If I may comment. In Okinawan GoJu there are12 kata. The Okinawans had an art and the reason they went to China was to improve on it and they did my incorporating some of the internal concepts that the Chinese readily had . These concepts and principles can be seen in Tai Chi and Shaolin White Crane when compared with the inner structure of Sanchin. Sanchin, as we know Sanchin kata, is not about moves, but the concepts and principles that are incorporated when the moves are done correctly. As I have mentioned in other posts, what we learn in Sanchin are proper breath, movement, and structure and how they relate to each other, and this is the core principles that we carry into all other kata. As we know Martial arts, karate, and all other forms of self defense were invented to kill people and to win at all cost. And it is my belief that all of this is within the kata. Yes the Te of Okinawa was very strong and effective but those trips to China over many years produced something that complemented te. Chojun Miyagi felt so strongly about it that he blended the internal with the external and came up with GoJu, hard/soft, and I for one am glad he did.

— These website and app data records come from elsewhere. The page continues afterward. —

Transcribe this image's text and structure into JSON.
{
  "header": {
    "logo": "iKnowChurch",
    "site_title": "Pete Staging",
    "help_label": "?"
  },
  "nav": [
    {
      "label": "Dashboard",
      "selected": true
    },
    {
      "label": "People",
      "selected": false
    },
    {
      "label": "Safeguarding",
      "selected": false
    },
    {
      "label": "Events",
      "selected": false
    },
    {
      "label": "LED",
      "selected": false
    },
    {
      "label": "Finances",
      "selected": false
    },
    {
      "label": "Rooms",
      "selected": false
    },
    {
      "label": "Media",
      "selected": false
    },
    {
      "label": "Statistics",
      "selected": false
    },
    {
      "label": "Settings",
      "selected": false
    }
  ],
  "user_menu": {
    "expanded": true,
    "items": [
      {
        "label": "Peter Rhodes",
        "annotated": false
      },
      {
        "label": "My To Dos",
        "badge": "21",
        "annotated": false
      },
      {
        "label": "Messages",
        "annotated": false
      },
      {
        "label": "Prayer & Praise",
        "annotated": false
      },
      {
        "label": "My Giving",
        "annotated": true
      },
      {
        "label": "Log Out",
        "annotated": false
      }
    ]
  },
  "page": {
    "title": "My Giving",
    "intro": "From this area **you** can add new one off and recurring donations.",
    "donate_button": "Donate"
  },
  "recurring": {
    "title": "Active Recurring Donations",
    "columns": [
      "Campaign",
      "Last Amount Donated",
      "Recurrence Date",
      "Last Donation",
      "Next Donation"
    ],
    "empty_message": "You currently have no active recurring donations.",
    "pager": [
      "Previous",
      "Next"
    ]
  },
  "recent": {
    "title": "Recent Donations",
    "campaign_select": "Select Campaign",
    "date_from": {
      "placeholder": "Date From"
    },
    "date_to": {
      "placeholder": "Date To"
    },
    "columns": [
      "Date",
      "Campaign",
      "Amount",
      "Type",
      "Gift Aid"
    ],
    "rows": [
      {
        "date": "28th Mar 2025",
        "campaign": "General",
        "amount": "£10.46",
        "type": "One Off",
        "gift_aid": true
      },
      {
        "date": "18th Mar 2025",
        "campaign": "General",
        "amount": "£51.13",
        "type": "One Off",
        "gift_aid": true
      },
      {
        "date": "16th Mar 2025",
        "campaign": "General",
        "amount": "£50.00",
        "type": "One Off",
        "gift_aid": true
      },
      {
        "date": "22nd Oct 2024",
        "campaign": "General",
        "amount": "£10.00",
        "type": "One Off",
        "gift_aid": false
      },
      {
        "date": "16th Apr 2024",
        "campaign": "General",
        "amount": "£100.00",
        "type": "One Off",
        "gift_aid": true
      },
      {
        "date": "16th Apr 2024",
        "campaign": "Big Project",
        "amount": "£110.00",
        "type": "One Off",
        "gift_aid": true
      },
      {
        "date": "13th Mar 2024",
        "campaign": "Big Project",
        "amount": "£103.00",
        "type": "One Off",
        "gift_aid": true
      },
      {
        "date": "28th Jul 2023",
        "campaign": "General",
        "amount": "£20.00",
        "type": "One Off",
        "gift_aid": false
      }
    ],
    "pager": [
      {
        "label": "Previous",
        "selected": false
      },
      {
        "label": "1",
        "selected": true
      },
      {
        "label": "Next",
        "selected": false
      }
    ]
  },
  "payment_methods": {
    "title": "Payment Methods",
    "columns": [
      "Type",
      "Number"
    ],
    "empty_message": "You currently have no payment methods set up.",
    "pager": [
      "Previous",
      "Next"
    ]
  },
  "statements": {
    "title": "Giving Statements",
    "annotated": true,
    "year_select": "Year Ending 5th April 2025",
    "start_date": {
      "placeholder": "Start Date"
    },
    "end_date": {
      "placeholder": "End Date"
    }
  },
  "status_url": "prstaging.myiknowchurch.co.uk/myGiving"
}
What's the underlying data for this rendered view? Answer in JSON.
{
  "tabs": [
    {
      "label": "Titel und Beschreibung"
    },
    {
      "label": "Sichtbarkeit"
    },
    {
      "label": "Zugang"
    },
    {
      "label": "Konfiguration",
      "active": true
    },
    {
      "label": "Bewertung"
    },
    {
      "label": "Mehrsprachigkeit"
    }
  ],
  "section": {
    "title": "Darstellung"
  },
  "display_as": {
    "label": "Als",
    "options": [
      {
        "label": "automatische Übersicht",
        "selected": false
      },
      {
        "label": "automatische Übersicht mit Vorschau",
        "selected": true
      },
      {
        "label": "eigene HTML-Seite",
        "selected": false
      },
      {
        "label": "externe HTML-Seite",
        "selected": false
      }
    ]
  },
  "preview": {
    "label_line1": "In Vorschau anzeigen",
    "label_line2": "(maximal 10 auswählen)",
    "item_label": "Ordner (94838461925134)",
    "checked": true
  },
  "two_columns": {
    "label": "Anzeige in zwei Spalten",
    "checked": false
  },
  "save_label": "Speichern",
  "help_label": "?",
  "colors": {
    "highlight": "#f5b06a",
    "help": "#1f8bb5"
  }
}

As for Northern Styles and Southern Styles we categorize it by saying that Goju is a close in fighting art and that Northern styles emphasize long range and Southern styles generally emphasize short range in fighting. The end result is once you add to much sport to the mix all above goes out the window. I will sum Karate up in one word (kata). I dont want to bring a knife to a gun fight and I also dont want to bring sports concepts to a life and death situation. They didn't then and I don't now. Man I said a lot I sure hope I am posting in the right thread. :)

Why is math different from English? Why is boxing different from judo?
Karate is different cause it comes from Chuck Norris an Kung Fu is what Chuck studied form Bruce Lee! Enough, said.
Kung Fu is ancient and has/had at least 3000 independant styles. Most masters would learn many styles or at least more than one. Even so, only a small portion of what kung fu is/was was introduced to okinawa by the chinese immigrants. The chinese living in okinawa taught their systems of fighting which they adapted the okinawan te systems with. During the japanese occupation, not only were weapons outlawed, karate had to be practiced in secret otherwise the "troublemakers" would be arrested (and executed...). There are many styles of karate as well and many masters also went to china to further their knowledge. Then there were the Funakoshi "japanesation" and popularization of the versions he brought back to japan. Upon first inspection, I find the okinawan systems to look much more like kung fu than their japanese counterparts. In the end, karate is an adaptation of the old te systems, chinese kung fu and japanese adaptation(for japanese karate) wheras kung fu is kung fu. Kung fu means hard work and karate means empty hand (or chinese hand). They both come from the human body (the mind is a part of the body).
I would pretty much say that the main difference in Australia, not Japan where I am now, is that you see far more fat Aussie "karate" instructors than "kung fu" instructors. not a slight on either art, just those particular ppl!

Latest Discussions